So I have three choices:

1) Put my big girl panties back on, smile pretty, and REVISE, REVISE, REVISE. Focus on the fact that I while I know my current kid lit project might not ever win an award if/when it's published, that at least I know the intended audience does like what I have to say.

2) Take a good hard look at my strengths and weaknesses as a writer. I know I've got a good thing going on with my journalism background, bylines to make my mother proud, and this snappy blog. And I'm plenty proud of my memoir/momoir/bookumentary/whatever-the-hell-you-want-to-call-it Baby Ph(f)at book in the works.

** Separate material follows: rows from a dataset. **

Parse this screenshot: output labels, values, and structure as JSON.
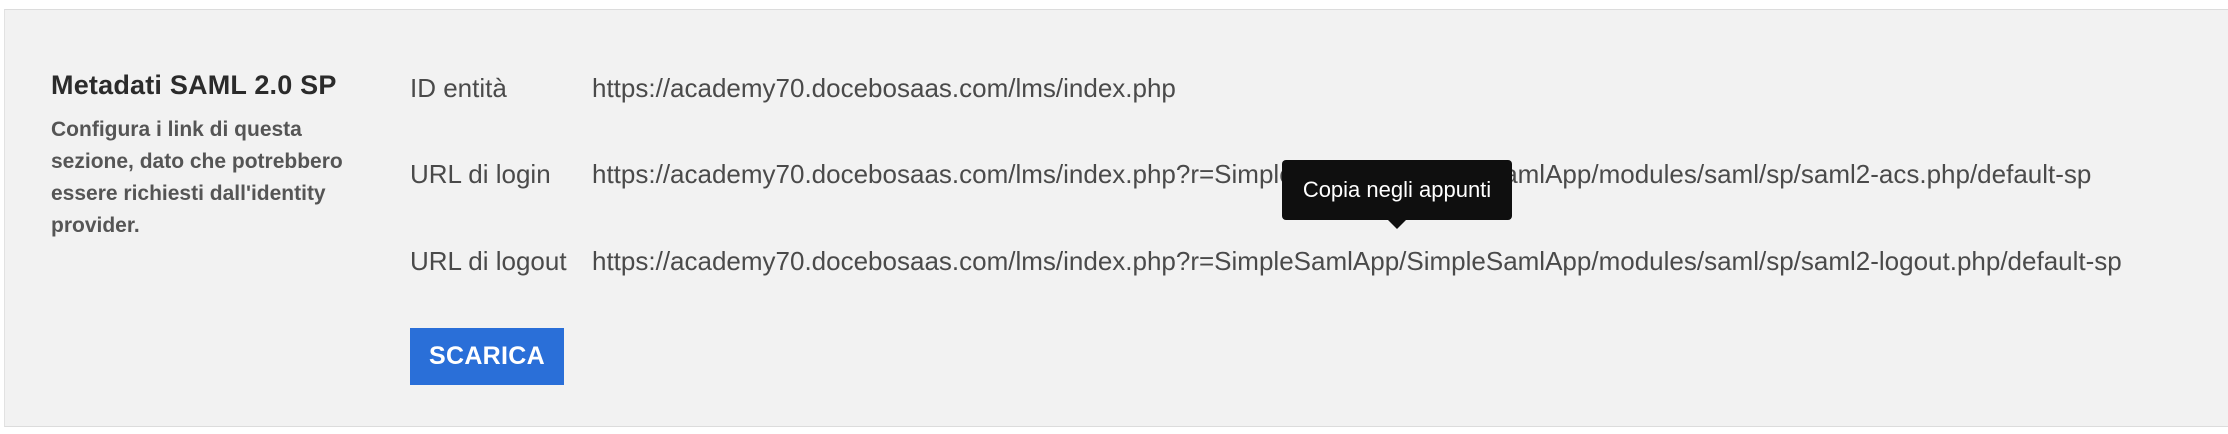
{
  "section": {
    "title": "Metadati SAML 2.0 SP",
    "description": "Configura i link di questa sezione, dato che potrebbero essere richiesti dall'identity provider."
  },
  "rows": [
    {
      "label": "ID entità",
      "value": "https://academy70.docebosaas.com/lms/index.php"
    },
    {
      "label": "URL di login",
      "value": "https://academy70.docebosaas.com/lms/index.php?r=SimpleSamlApp/SimpleSamlApp/modules/saml/sp/saml2-acs.php/default-sp"
    },
    {
      "label": "URL di logout",
      "value": "https://academy70.docebosaas.com/lms/index.php?r=SimpleSamlApp/SimpleSamlApp/modules/saml/sp/saml2-logout.php/default-sp"
    }
  ],
  "download_button": {
    "label": "SCARICA"
  },
  "tooltip": {
    "text": "Copia negli appunti"
  },
  "colors": {
    "panel_background": "#f2f2f2",
    "button_background": "#2a6fd8",
    "tooltip_background": "#0f0f0f",
    "text": "#4a4a4a"
  }
}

But these strengths do not necessarily mean that I know diddly (or have the talent needed to make up for any stated lack of knowledge) regarding writing for children.

3) Put the kid lit on the back burner and let it stew for a while so I can gather my bearings. This is my first attempt at criticism for this particular project from someone not bound by loyalty or blood and it's been a brutal wake up call. I'm not intending to let one bully on the playground scare me off the tire swing, but before I do anything, I need to figure out if I even want back on the damned thing.

Ouch. Reality hurts.

We've already covered the fact that I have too many balls I'm trying to juggle right now, right? Seriously, I'm a glutton for punishment and either go too long with no creative output, or conversely get myself into 15 projects at once and then wonder why I'm losing my mind. Maybe it all has something to do with my not sleeping lately. Who knows?

One thing I am very happy to be spending time on is contributing to an online manuscript exchange forum on which I've posted a few poems from my Roy G. Biv project. I've gotten some fantastic feedback from other kid lit writers on ways to improve my work.

I'll admit right here and now that I went in blinded by my ego. I was just waiting for responses like "This is a masterpiece!" and "You are a fantastic writer who needs no editing, drafts, or revisions at all!" Right.

The first critique stung a little bit, but then I went back and reread it the next day with an open mind. And guess what? It made sense. There's always room for improvement...especially on something I wrote when I was TWELVE! My ego is on vacation now, banished from my interaction on the forum, and my muse is ready to tackle my first round of revisions on the four poems I have posted for critique.

Maybe next time my peers will declare me a literary genius. For now, I'm eating humble pie.